> [Work to complete]:
All of the data needs to be printed again, exactly as written.

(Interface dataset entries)
:::

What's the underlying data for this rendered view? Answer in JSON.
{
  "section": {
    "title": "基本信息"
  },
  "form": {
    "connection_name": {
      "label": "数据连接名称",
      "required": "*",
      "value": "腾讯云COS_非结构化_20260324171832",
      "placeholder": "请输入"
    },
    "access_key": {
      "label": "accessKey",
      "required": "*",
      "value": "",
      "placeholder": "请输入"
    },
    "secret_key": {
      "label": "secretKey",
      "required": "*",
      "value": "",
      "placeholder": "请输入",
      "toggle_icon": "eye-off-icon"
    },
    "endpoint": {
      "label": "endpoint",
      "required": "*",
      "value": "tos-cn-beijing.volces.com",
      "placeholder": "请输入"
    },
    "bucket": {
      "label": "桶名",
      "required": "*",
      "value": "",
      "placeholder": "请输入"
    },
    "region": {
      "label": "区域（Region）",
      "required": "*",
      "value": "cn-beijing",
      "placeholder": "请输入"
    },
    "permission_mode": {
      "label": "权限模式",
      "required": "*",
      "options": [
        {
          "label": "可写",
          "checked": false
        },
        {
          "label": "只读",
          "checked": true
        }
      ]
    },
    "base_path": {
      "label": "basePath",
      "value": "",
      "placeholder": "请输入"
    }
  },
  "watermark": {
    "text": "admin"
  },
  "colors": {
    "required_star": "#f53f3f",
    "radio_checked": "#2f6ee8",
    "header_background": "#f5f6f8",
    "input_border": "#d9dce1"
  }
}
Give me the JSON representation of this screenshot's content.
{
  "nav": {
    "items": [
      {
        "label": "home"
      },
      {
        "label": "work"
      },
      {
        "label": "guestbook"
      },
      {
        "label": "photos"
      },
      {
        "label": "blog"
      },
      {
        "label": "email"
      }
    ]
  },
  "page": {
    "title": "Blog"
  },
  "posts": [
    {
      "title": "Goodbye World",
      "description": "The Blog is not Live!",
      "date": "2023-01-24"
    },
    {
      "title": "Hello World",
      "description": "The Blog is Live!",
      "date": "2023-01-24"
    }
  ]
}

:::

> [Worked solution]:
What's the underlying data for this rendered view? Answer in JSON.
{
  "section": {
    "title": "基本信息"
  },
  "form": {
    "connection_name": {
      "label": "数据连接名称",
      "required": "*",
      "value": "腾讯云COS_非结构化_20260324171832",
      "placeholder": "请输入"
    },
    "access_key": {
      "label": "accessKey",
      "required": "*",
      "value": "",
      "placeholder": "请输入"
    },
    "secret_key": {
      "label": "secretKey",
      "required": "*",
      "value": "",
      "placeholder": "请输入",
      "toggle_icon": "eye-off-icon"
    },
    "endpoint": {
      "label": "endpoint",
      "required": "*",
      "value": "tos-cn-beijing.volces.com",
      "placeholder": "请输入"
    },
    "bucket": {
      "label": "桶名",
      "required": "*",
      "value": "",
      "placeholder": "请输入"
    },
    "region": {
      "label": "区域（Region）",
      "required": "*",
      "value": "cn-beijing",
      "placeholder": "请输入"
    },
    "permission_mode": {
      "label": "权限模式",
      "required": "*",
      "options": [
        {
          "label": "可写",
          "checked": false
        },
        {
          "label": "只读",
          "checked": true
        }
      ]
    },
    "base_path": {
      "label": "basePath",
      "value": "",
      "placeholder": "请输入"
    }
  },
  "watermark": {
    "text": "admin"
  },
  "colors": {
    "required_star": "#f53f3f",
    "radio_checked": "#2f6ee8",
    "header_background": "#f5f6f8",
    "input_border": "#d9dce1"
  }
}
Give me the JSON representation of this screenshot's content.
{
  "nav": {
    "items": [
      {
        "label": "home"
      },
      {
        "label": "work"
      },
      {
        "label": "guestbook"
      },
      {
        "label": "photos"
      },
      {
        "label": "blog"
      },
      {
        "label": "email"
      }
    ]
  },
  "page": {
    "title": "Blog"
  },
  "posts": [
    {
      "title": "Goodbye World",
      "description": "The Blog is not Live!",
      "date": "2023-01-24"
    },
    {
      "title": "Hello World",
      "description": "The Blog is Live!",
      "date": "2023-01-24"
    }
  ]
}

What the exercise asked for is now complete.